The “Ghostbusters” director died peacefully in his sleep Saturday night at his home in Montecito, Calif., his family told The Associated Press. He was 75.
His son, director Jason Reitman, mourned the loss of his “hero” on Monday.
“All I want is the chance to tell my father one more story,” tweeted the younger Reitman, who inherited his father’s supernatural comedy franchise as the director of 2021’s “Ghostbusters: Afterlife.”
“He came from a family of (Holocaust) survivors and turned his legacy into laughter…. Enjoy his movies and remember his storytelling gifts. Nothing would make him happier.”
Born in Slovakia, the elder Reitman and his family came to Canada as refugees in 1950 when he was four. He studied at Hamilton’s McMaster University, where he started directing several short films before moving to Los Angeles.
A director and producer of screen and stage, Reitman first made his mark on the big screen as a producer of two films by Canadian horror master David Cronenberg, 1975’s “Shivers” and 1977’s “Rabid.”
But Reitman’s impact was most pronounced in Hollywood’s comedy scene. He rose to prominence producing 1978’s “National Lampoon’s Animal House” and then directing a string of other comedies, including “Meatballs,” “Stripes,” the first two “Ghostbusters” films, and “Kindergarten Cop.”
Kumail Nanjiani, Mindy Kaling and Paul Feig were among the comedy notables to pay their respects to Reitman on Twitter.
“I had the honor of working so closely with Ivan and it was always such a learning experience,” wrote Feig, who helmed the 2016 reboot of “Ghostbusters.”
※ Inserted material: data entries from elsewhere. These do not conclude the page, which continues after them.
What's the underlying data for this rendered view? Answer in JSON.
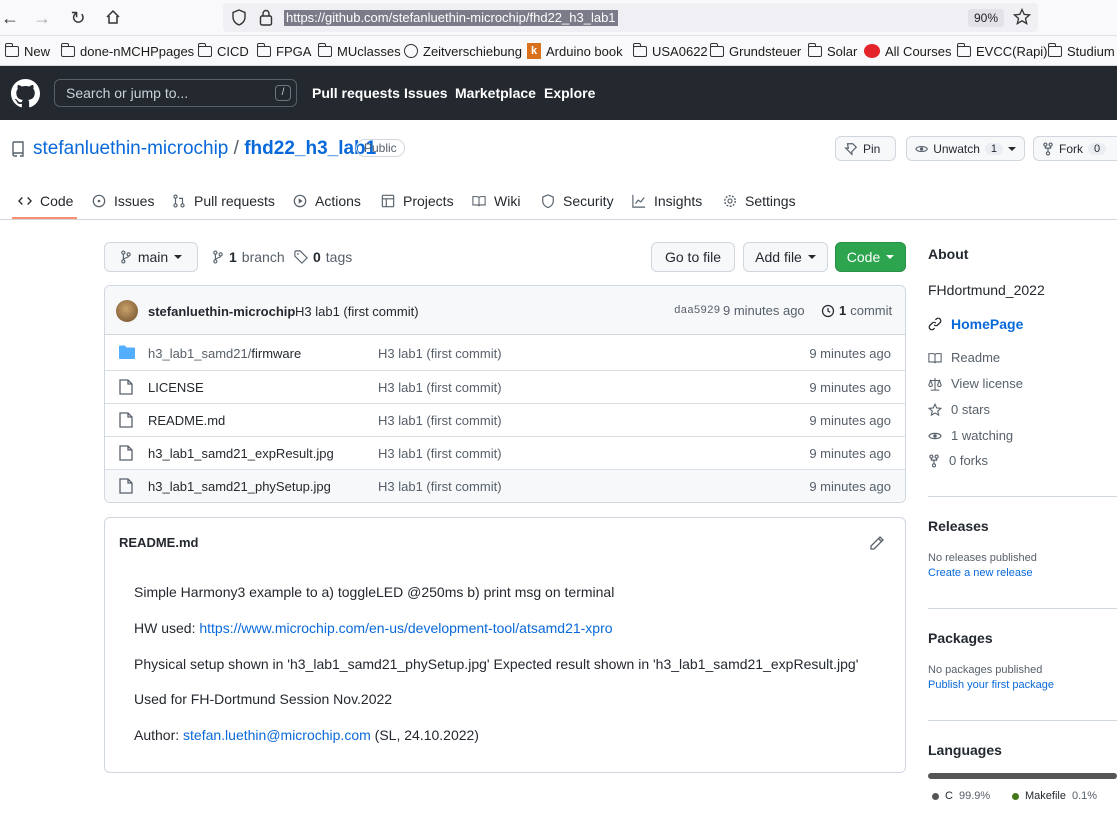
{
  "browser": {
    "url": "https://github.com/stefanluethin-microchip/fhd22_h3_lab1",
    "zoom": "90%",
    "bookmarks": [
      "New",
      "done-nMCHPpages",
      "CICD",
      "FPGA",
      "MUclasses",
      "Zeitverschiebung",
      "Arduino book",
      "USA0622",
      "Grundsteuer",
      "Solar",
      "All Courses",
      "EVCC(Rapi)",
      "Studium"
    ]
  },
  "header": {
    "search_placeholder": "Search or jump to...",
    "slash": "/",
    "nav": [
      "Pull requests",
      "Issues",
      "Marketplace",
      "Explore"
    ]
  },
  "repo": {
    "owner": "stefanluethin-microchip",
    "separator": "/",
    "name": "fhd22_h3_lab1",
    "visibility": "Public",
    "pin": "Pin",
    "unwatch": "Unwatch",
    "watch_count": "1",
    "fork": "Fork",
    "fork_count": "0"
  },
  "tabs": [
    "Code",
    "Issues",
    "Pull requests",
    "Actions",
    "Projects",
    "Wiki",
    "Security",
    "Insights",
    "Settings"
  ],
  "branchbar": {
    "branch": "main",
    "branch_count": "1",
    "branch_label": "branch",
    "tag_count": "0",
    "tag_label": "tags",
    "go_to_file": "Go to file",
    "add_file": "Add file",
    "code": "Code"
  },
  "commit": {
    "author": "stefanluethin-microchip",
    "message": "H3 lab1 (first commit)",
    "hash": "daa5929",
    "age": "9 minutes ago",
    "count": "1",
    "count_label": "commit"
  },
  "files": [
    {
      "dir": "h3_lab1_samd21/",
      "name": "firmware",
      "msg": "H3 lab1 (first commit)",
      "age": "9 minutes ago"
    },
    {
      "name": "LICENSE",
      "msg": "H3 lab1 (first commit)",
      "age": "9 minutes ago"
    },
    {
      "name": "README.md",
      "msg": "H3 lab1 (first commit)",
      "age": "9 minutes ago"
    },
    {
      "name": "h3_lab1_samd21_expResult.jpg",
      "msg": "H3 lab1 (first commit)",
      "age": "9 minutes ago"
    },
    {
      "name": "h3_lab1_samd21_phySetup.jpg",
      "msg": "H3 lab1 (first commit)",
      "age": "9 minutes ago"
    }
  ],
  "readme": {
    "title": "README.md",
    "line1": "Simple Harmony3 example to a) toggleLED @250ms b) print msg on terminal",
    "hw_prefix": "HW used: ",
    "hw_link": "https://www.microchip.com/en-us/development-tool/atsamd21-xpro",
    "line3": "Physical setup shown in 'h3_lab1_samd21_phySetup.jpg' Expected result shown in 'h3_lab1_samd21_expResult.jpg'",
    "line4": "Used for FH-Dortmund Session Nov.2022",
    "author_prefix": "Author: ",
    "author_link": "stefan.luethin@microchip.com",
    "author_suffix": " (SL, 24.10.2022)"
  },
  "about": {
    "title": "About",
    "description": "FHdortmund_2022",
    "homepage": "HomePage",
    "readme": "Readme",
    "license": "View license",
    "stars": "0 stars",
    "watching": "1 watching",
    "forks": "0 forks"
  },
  "releases": {
    "title": "Releases",
    "none": "No releases published",
    "create": "Create a new release"
  },
  "packages": {
    "title": "Packages",
    "none": "No packages published",
    "publish": "Publish your first package"
  },
  "languages": {
    "title": "Languages",
    "items": [
      {
        "name": "C",
        "percent": "99.9%",
        "color": "#555555"
      },
      {
        "name": "Makefile",
        "percent": "0.1%",
        "color": "#427819"
      }
    ]
  },
  "colors": {
    "link": "#0969da",
    "primary_button": "#2da44e",
    "header_bg": "#24292f",
    "tab_underline": "#fd8c73"
  }
}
“He directed some of my favorite comedies of all time. All of us in comedy owe him so very much.”
Toronto International Film Festival CEO Cameron Bailey remembered Reitman on Monday as a Canadian legend whose brand of humour transcended borders and the bounds of what was considered good taste at the time.
“I think he always saw the films that he was making, whether it was directing or producing, as movies for the whole world,” Bailey said in an interview.
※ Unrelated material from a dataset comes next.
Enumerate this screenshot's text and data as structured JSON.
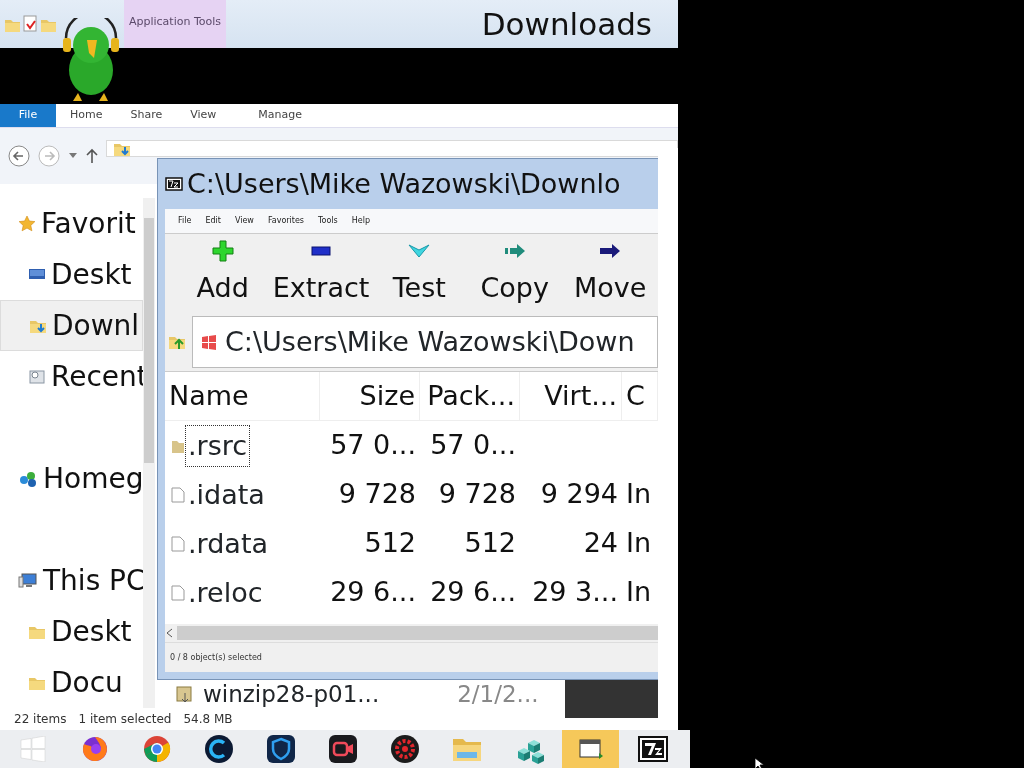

“(His) was a particular brand of comedy, very anarchic, kind of wild, unruly, but it was exactly what that generation wanted…. A lot of the movies that we see now and style of comedy coming out of Hollywood can be traced back to Ivan Reitman.”
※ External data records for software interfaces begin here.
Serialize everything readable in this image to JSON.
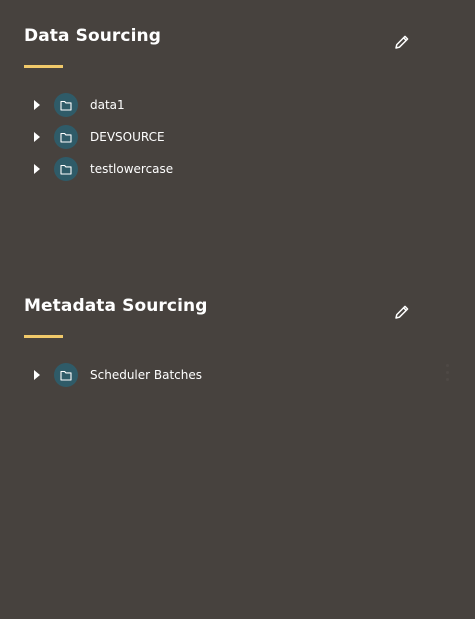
{
  "sections": [
    {
      "title": "Data Sourcing",
      "items": [
        {
          "label": "data1"
        },
        {
          "label": "DEVSOURCE"
        },
        {
          "label": "testlowercase"
        }
      ]
    },
    {
      "title": "Metadata Sourcing",
      "items": [
        {
          "label": "Scheduler Batches"
        }
      ]
    }
  ],
  "icons": {
    "edit": "pencil-icon",
    "expand": "caret-right-icon",
    "folder": "folder-icon"
  },
  "colors": {
    "background": "#47423e",
    "accent_underline": "#f1c96a",
    "folder_badge": "#2f5b68",
    "text": "#ffffff"
  }
}
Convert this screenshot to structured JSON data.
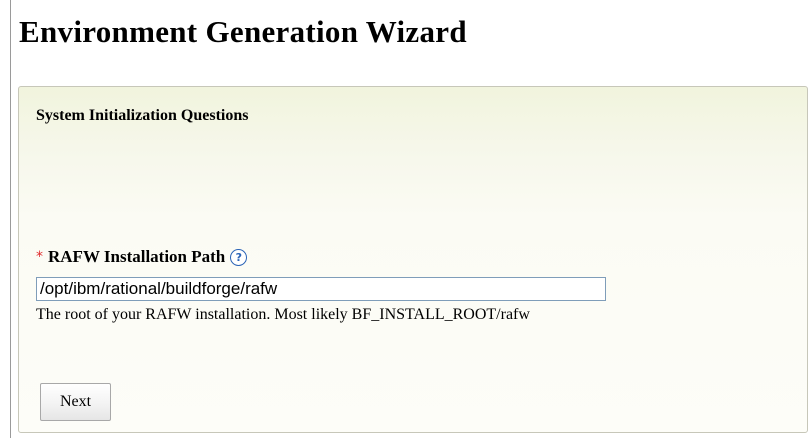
{
  "page": {
    "title": "Environment Generation Wizard"
  },
  "panel": {
    "section_title": "System Initialization Questions"
  },
  "field": {
    "required_marker": "*",
    "label": "RAFW Installation Path",
    "help_icon": "question-mark-icon",
    "help_glyph": "?",
    "value": "/opt/ibm/rational/buildforge/rafw",
    "description": "The root of your RAFW installation. Most likely BF_INSTALL_ROOT/rafw"
  },
  "actions": {
    "next_label": "Next"
  },
  "colors": {
    "required": "#e0292b",
    "help_icon": "#2a63b6",
    "panel_background": "#f4f6e4",
    "input_border": "#7f9db9"
  }
}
Bailey also touted Reitman as a champion of Canadian cinema, noting that he contributed the land on which TIFF Bell Lightbox sits.
“He understood what we were trying to do, to show movies beyond the commercial mainstream,” said Bailey. “He understood the value of film culture, and we’re able to show movies everyday thanks to him.”
Reitman was inducted into Canada’s Walk of Fame in 2007 and has been nominated for an Emmy, Oscar and BAFTA, among other honours.
His legacy lives on as the patriarch of a Canadian entertainment dynasty whose influence has been felt across genres.
He was married to Quebec actress Geneviève Robert, with whom he had three children — Jason, Catherine and Caroline.
Jason Reitman honed his own cinematic blend of comedy and drama with award darlings including 2007’s “Juno” and 2009’s “Up in the Air,” which he produced with his father. His other directing credits include “Young Adult,” “Tully” and “The Front Runner.”
His younger sister, Catherine Reitman, is an actress, comedian, producer, writer and director. She is the creator and star of CBC’s parenting comedy “Workin’ Moms,” which debuted in 2017 and has been nominated for several Canadian Screen Awards and an International Emmy.
—Sadaf Ahsan and Adina Bresge, The Canadian Press